Start to finish, the listing must be rewritten exactly.

> _Material to process_:

============

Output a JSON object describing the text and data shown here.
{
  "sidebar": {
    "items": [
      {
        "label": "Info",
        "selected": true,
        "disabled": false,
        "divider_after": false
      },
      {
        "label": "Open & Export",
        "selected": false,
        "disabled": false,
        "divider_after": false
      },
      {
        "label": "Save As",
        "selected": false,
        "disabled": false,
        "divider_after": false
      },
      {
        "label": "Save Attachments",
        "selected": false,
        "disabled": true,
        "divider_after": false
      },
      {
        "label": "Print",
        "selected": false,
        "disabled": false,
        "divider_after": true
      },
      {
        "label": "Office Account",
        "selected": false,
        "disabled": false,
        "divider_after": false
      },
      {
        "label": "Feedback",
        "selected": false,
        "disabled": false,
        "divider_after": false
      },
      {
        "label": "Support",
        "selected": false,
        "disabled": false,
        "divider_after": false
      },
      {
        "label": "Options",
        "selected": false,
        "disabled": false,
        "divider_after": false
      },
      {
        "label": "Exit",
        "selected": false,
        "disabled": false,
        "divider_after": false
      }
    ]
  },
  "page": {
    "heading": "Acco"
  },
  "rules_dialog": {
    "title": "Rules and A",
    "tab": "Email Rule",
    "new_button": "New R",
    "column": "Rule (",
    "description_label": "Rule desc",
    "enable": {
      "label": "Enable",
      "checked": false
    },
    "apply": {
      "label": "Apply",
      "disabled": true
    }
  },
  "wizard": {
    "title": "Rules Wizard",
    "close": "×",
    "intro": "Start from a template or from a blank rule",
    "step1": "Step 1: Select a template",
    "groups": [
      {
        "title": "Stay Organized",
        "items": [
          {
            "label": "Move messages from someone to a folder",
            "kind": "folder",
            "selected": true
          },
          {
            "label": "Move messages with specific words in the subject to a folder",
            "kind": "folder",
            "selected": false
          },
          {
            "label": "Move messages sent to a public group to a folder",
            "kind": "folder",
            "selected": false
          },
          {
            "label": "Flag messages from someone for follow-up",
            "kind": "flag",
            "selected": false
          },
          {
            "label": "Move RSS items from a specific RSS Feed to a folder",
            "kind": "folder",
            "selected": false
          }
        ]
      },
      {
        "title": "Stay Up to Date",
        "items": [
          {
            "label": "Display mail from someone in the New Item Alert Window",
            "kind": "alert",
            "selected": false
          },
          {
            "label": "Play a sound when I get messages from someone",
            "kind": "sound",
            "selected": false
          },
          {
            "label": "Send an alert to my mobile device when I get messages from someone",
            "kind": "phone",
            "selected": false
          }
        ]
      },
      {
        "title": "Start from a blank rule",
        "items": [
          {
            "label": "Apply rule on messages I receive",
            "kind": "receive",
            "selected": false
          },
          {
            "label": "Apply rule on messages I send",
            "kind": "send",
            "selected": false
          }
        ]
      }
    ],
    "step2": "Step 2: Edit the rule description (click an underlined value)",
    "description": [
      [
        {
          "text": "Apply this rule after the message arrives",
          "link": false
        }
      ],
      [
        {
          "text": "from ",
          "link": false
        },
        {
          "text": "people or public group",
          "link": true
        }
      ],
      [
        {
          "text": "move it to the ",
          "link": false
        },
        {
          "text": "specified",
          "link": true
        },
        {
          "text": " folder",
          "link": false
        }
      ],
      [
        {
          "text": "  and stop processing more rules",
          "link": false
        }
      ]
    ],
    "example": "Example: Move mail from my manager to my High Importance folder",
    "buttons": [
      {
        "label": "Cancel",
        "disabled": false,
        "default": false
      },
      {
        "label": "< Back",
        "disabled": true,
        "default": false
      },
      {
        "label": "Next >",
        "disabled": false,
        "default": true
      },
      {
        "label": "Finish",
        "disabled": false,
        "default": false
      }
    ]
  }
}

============

> _Answer space_:
Output a JSON object describing the text and data shown here.
{
  "sidebar": {
    "items": [
      {
        "label": "Info",
        "selected": true,
        "disabled": false,
        "divider_after": false
      },
      {
        "label": "Open & Export",
        "selected": false,
        "disabled": false,
        "divider_after": false
      },
      {
        "label": "Save As",
        "selected": false,
        "disabled": false,
        "divider_after": false
      },
      {
        "label": "Save Attachments",
        "selected": false,
        "disabled": true,
        "divider_after": false
      },
      {
        "label": "Print",
        "selected": false,
        "disabled": false,
        "divider_after": true
      },
      {
        "label": "Office Account",
        "selected": false,
        "disabled": false,
        "divider_after": false
      },
      {
        "label": "Feedback",
        "selected": false,
        "disabled": false,
        "divider_after": false
      },
      {
        "label": "Support",
        "selected": false,
        "disabled": false,
        "divider_after": false
      },
      {
        "label": "Options",
        "selected": false,
        "disabled": false,
        "divider_after": false
      },
      {
        "label": "Exit",
        "selected": false,
        "disabled": false,
        "divider_after": false
      }
    ]
  },
  "page": {
    "heading": "Acco"
  },
  "rules_dialog": {
    "title": "Rules and A",
    "tab": "Email Rule",
    "new_button": "New R",
    "column": "Rule (",
    "description_label": "Rule desc",
    "enable": {
      "label": "Enable",
      "checked": false
    },
    "apply": {
      "label": "Apply",
      "disabled": true
    }
  },
  "wizard": {
    "title": "Rules Wizard",
    "close": "×",
    "intro": "Start from a template or from a blank rule",
    "step1": "Step 1: Select a template",
    "groups": [
      {
        "title": "Stay Organized",
        "items": [
          {
            "label": "Move messages from someone to a folder",
            "kind": "folder",
            "selected": true
          },
          {
            "label": "Move messages with specific words in the subject to a folder",
            "kind": "folder",
            "selected": false
          },
          {
            "label": "Move messages sent to a public group to a folder",
            "kind": "folder",
            "selected": false
          },
          {
            "label": "Flag messages from someone for follow-up",
            "kind": "flag",
            "selected": false
          },
          {
            "label": "Move RSS items from a specific RSS Feed to a folder",
            "kind": "folder",
            "selected": false
          }
        ]
      },
      {
        "title": "Stay Up to Date",
        "items": [
          {
            "label": "Display mail from someone in the New Item Alert Window",
            "kind": "alert",
            "selected": false
          },
          {
            "label": "Play a sound when I get messages from someone",
            "kind": "sound",
            "selected": false
          },
          {
            "label": "Send an alert to my mobile device when I get messages from someone",
            "kind": "phone",
            "selected": false
          }
        ]
      },
      {
        "title": "Start from a blank rule",
        "items": [
          {
            "label": "Apply rule on messages I receive",
            "kind": "receive",
            "selected": false
          },
          {
            "label": "Apply rule on messages I send",
            "kind": "send",
            "selected": false
          }
        ]
      }
    ],
    "step2": "Step 2: Edit the rule description (click an underlined value)",
    "description": [
      [
        {
          "text": "Apply this rule after the message arrives",
          "link": false
        }
      ],
      [
        {
          "text": "from ",
          "link": false
        },
        {
          "text": "people or public group",
          "link": true
        }
      ],
      [
        {
          "text": "move it to the ",
          "link": false
        },
        {
          "text": "specified",
          "link": true
        },
        {
          "text": " folder",
          "link": false
        }
      ],
      [
        {
          "text": "  and stop processing more rules",
          "link": false
        }
      ]
    ],
    "example": "Example: Move mail from my manager to my High Importance folder",
    "buttons": [
      {
        "label": "Cancel",
        "disabled": false,
        "default": false
      },
      {
        "label": "< Back",
        "disabled": true,
        "default": false
      },
      {
        "label": "Next >",
        "disabled": false,
        "default": true
      },
      {
        "label": "Finish",
        "disabled": false,
        "default": false
      }
    ]
  }
}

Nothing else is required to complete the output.